RPA represents a significant opportunity to drive a higher level of automation in healthcare. That automation can take mundane tasks and increase the accuracy and efficiency of the process by an order of magnitude while freeing up staff to focus on higher order tasks.
Once you adopt RPA the next step will be to open up the organization to the citizen programmer. The word programmer in the traditional sense is probably not entirely accurate but it will be process owners creating workflows for computers to carry out using tools that are not that disimilar to Microsoft Visio. This unlocks and democratizes the power of RPA. This will bring about new solutions faster and with more frequency. The CIO has to steward this process or risk quality and supportability. The platform should have the right frameworks and guardrails for security and error checking along the way.

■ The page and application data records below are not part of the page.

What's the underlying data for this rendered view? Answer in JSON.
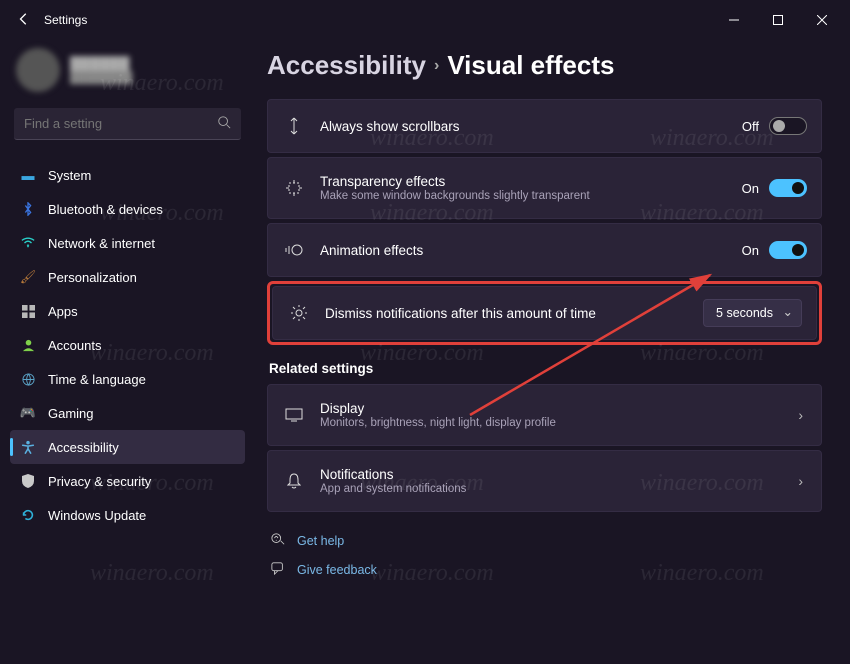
{
  "window": {
    "title": "Settings"
  },
  "search": {
    "placeholder": "Find a setting"
  },
  "nav": {
    "items": [
      {
        "label": "System",
        "color": "#3aa6e0"
      },
      {
        "label": "Bluetooth & devices",
        "color": "#3a74e0"
      },
      {
        "label": "Network & internet",
        "color": "#29d0c9"
      },
      {
        "label": "Personalization",
        "color": "#b97a3a"
      },
      {
        "label": "Apps",
        "color": "#b8b8b8"
      },
      {
        "label": "Accounts",
        "color": "#7fd14a"
      },
      {
        "label": "Time & language",
        "color": "#5aa2c6"
      },
      {
        "label": "Gaming",
        "color": "#d14a92"
      },
      {
        "label": "Accessibility",
        "color": "#5ab0e0"
      },
      {
        "label": "Privacy & security",
        "color": "#c9c9c9"
      },
      {
        "label": "Windows Update",
        "color": "#2fb2da"
      }
    ],
    "active_index": 8
  },
  "breadcrumb": {
    "parent": "Accessibility",
    "current": "Visual effects"
  },
  "settings": {
    "scrollbars": {
      "label": "Always show scrollbars",
      "state_label": "Off",
      "on": false
    },
    "transparency": {
      "label": "Transparency effects",
      "sub": "Make some window backgrounds slightly transparent",
      "state_label": "On",
      "on": true
    },
    "animation": {
      "label": "Animation effects",
      "state_label": "On",
      "on": true
    },
    "dismiss": {
      "label": "Dismiss notifications after this amount of time",
      "value": "5 seconds"
    }
  },
  "related": {
    "heading": "Related settings",
    "display": {
      "label": "Display",
      "sub": "Monitors, brightness, night light, display profile"
    },
    "notifications": {
      "label": "Notifications",
      "sub": "App and system notifications"
    }
  },
  "help": {
    "get_help": "Get help",
    "feedback": "Give feedback"
  },
  "watermark_text": "winaero.com"
}
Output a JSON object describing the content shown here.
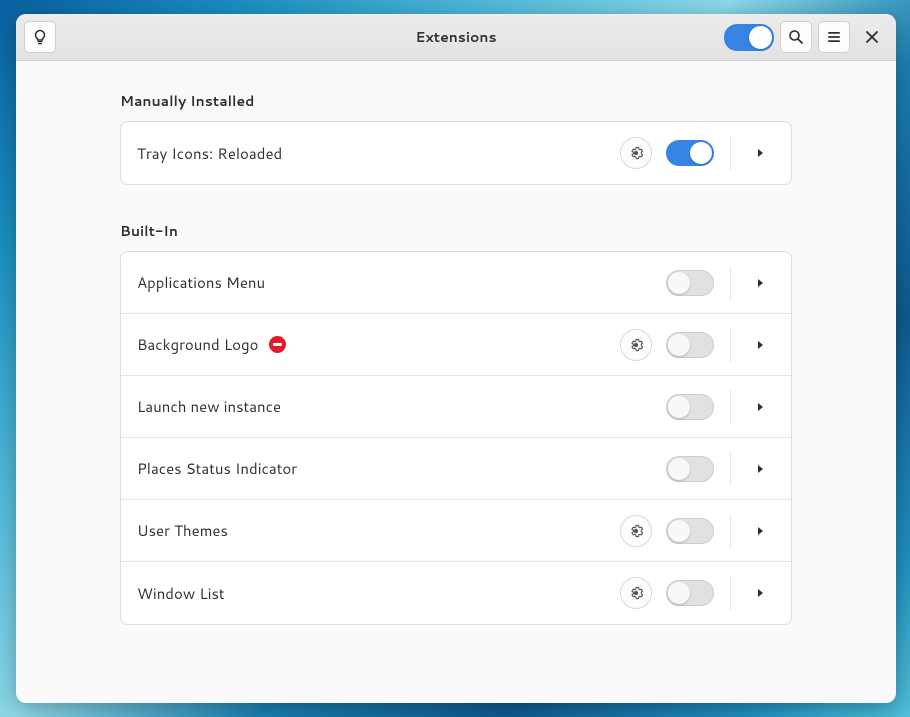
{
  "header": {
    "title": "Extensions",
    "global_toggle": true
  },
  "sections": [
    {
      "id": "manual",
      "title": "Manually Installed",
      "items": [
        {
          "name": "Tray Icons: Reloaded",
          "enabled": true,
          "has_settings": true,
          "has_error": false
        }
      ]
    },
    {
      "id": "builtin",
      "title": "Built-In",
      "items": [
        {
          "name": "Applications Menu",
          "enabled": false,
          "has_settings": false,
          "has_error": false
        },
        {
          "name": "Background Logo",
          "enabled": false,
          "has_settings": true,
          "has_error": true
        },
        {
          "name": "Launch new instance",
          "enabled": false,
          "has_settings": false,
          "has_error": false
        },
        {
          "name": "Places Status Indicator",
          "enabled": false,
          "has_settings": false,
          "has_error": false
        },
        {
          "name": "User Themes",
          "enabled": false,
          "has_settings": true,
          "has_error": false
        },
        {
          "name": "Window List",
          "enabled": false,
          "has_settings": true,
          "has_error": false
        }
      ]
    }
  ],
  "icons": {
    "search": "search-icon",
    "hamburger": "hamburger-icon",
    "close": "close-icon",
    "gear": "gear-icon",
    "chevron_right": "chevron-right-icon",
    "lightbulb": "lightbulb-icon"
  }
}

The citizen programmer. This isn't new to us. We have physician builder programs, which are similar in their concept. This has been a wildly successful program for many health systems and the low code movement further moves the power to those who know the work the best.